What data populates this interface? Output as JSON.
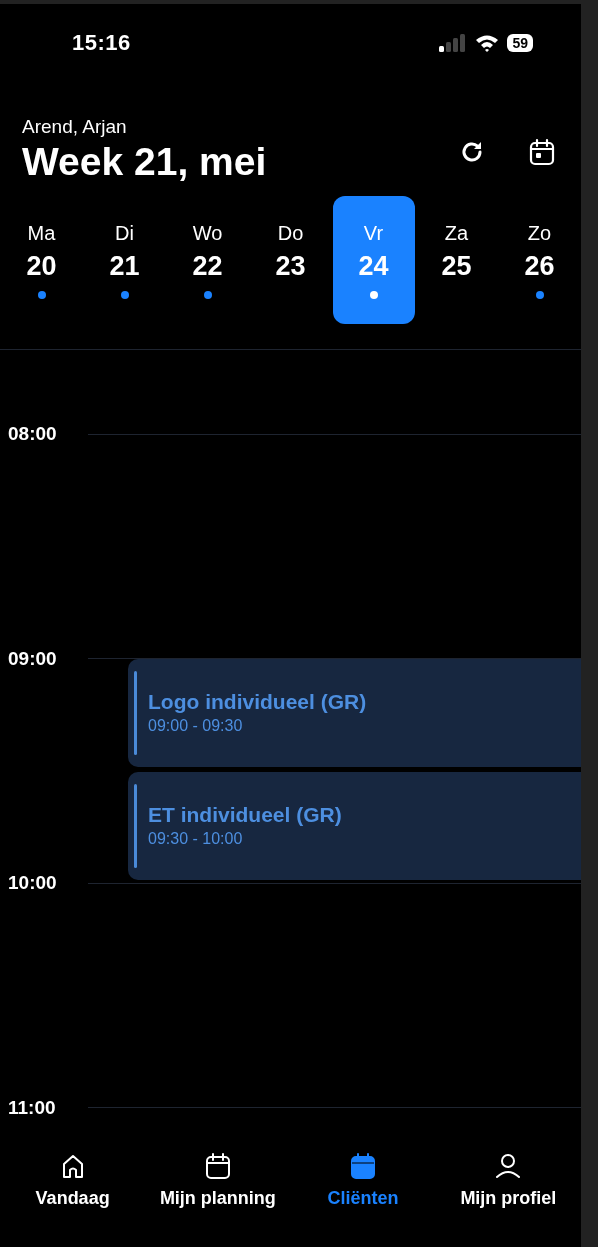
{
  "status_bar": {
    "time": "15:16",
    "battery": "59"
  },
  "header": {
    "user": "Arend, Arjan",
    "title": "Week 21, mei"
  },
  "days": [
    {
      "weekday": "Ma",
      "date": "20",
      "selected": false,
      "has_event": true
    },
    {
      "weekday": "Di",
      "date": "21",
      "selected": false,
      "has_event": true
    },
    {
      "weekday": "Wo",
      "date": "22",
      "selected": false,
      "has_event": true
    },
    {
      "weekday": "Do",
      "date": "23",
      "selected": false,
      "has_event": false
    },
    {
      "weekday": "Vr",
      "date": "24",
      "selected": true,
      "has_event": true
    },
    {
      "weekday": "Za",
      "date": "25",
      "selected": false,
      "has_event": false
    },
    {
      "weekday": "Zo",
      "date": "26",
      "selected": false,
      "has_event": true
    }
  ],
  "timeline": [
    {
      "hour": "08:00"
    },
    {
      "hour": "09:00",
      "events": [
        {
          "title": "Logo individueel (GR)",
          "time": "09:00 - 09:30"
        },
        {
          "title": "ET individueel (GR)",
          "time": "09:30 - 10:00"
        }
      ]
    },
    {
      "hour": "10:00"
    },
    {
      "hour": "11:00"
    }
  ],
  "tab_bar": [
    {
      "kind": "home",
      "label": "Vandaag",
      "selected": false
    },
    {
      "kind": "calendar",
      "label": "Mijn planning",
      "selected": false
    },
    {
      "kind": "calendar",
      "label": "Cliënten",
      "selected": true
    },
    {
      "kind": "person",
      "label": "Mijn profiel",
      "selected": false
    }
  ]
}
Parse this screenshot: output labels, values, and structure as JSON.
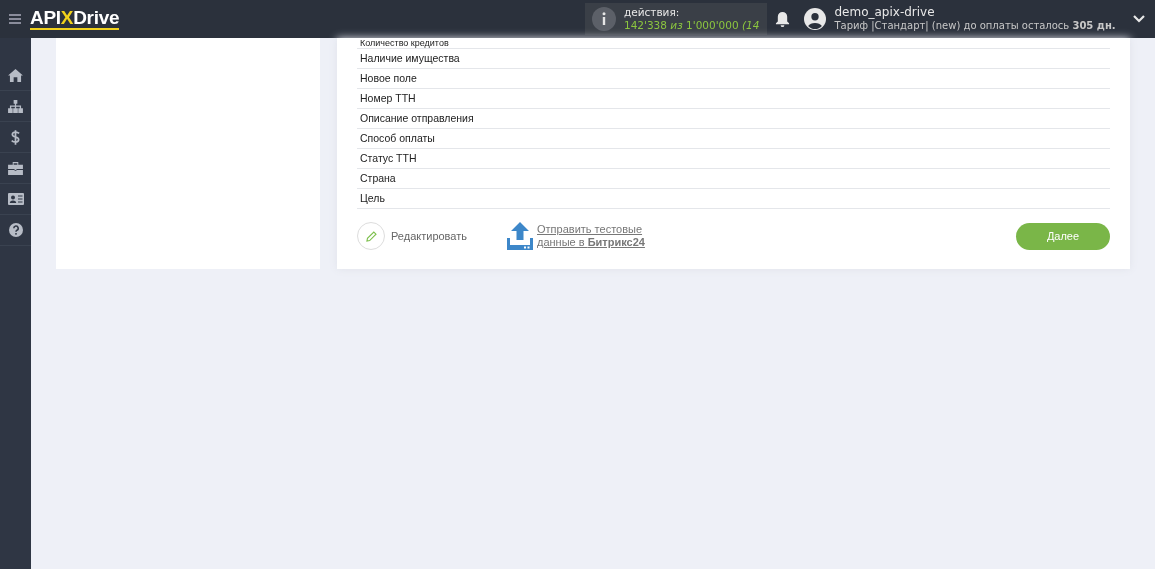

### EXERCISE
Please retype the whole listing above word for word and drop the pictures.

### ANSWER SECTION
What data populates this interface? Output as JSON.
{
  "status_bar": {
    "time": "15:16",
    "battery": "59"
  },
  "header": {
    "user": "Arend, Arjan",
    "title": "Week 21, mei"
  },
  "days": [
    {
      "weekday": "Ma",
      "date": "20",
      "selected": false,
      "has_event": true
    },
    {
      "weekday": "Di",
      "date": "21",
      "selected": false,
      "has_event": true
    },
    {
      "weekday": "Wo",
      "date": "22",
      "selected": false,
      "has_event": true
    },
    {
      "weekday": "Do",
      "date": "23",
      "selected": false,
      "has_event": false
    },
    {
      "weekday": "Vr",
      "date": "24",
      "selected": true,
      "has_event": true
    },
    {
      "weekday": "Za",
      "date": "25",
      "selected": false,
      "has_event": false
    },
    {
      "weekday": "Zo",
      "date": "26",
      "selected": false,
      "has_event": true
    }
  ],
  "timeline": [
    {
      "hour": "08:00"
    },
    {
      "hour": "09:00",
      "events": [
        {
          "title": "Logo individueel (GR)",
          "time": "09:00 - 09:30"
        },
        {
          "title": "ET individueel (GR)",
          "time": "09:30 - 10:00"
        }
      ]
    },
    {
      "hour": "10:00"
    },
    {
      "hour": "11:00"
    }
  ],
  "tab_bar": [
    {
      "kind": "home",
      "label": "Vandaag",
      "selected": false
    },
    {
      "kind": "calendar",
      "label": "Mijn planning",
      "selected": false
    },
    {
      "kind": "calendar",
      "label": "Cliënten",
      "selected": true
    },
    {
      "kind": "person",
      "label": "Mijn profiel",
      "selected": false
    }
  ]
}
Parse this screenshot: output labels, values, and structure as JSON.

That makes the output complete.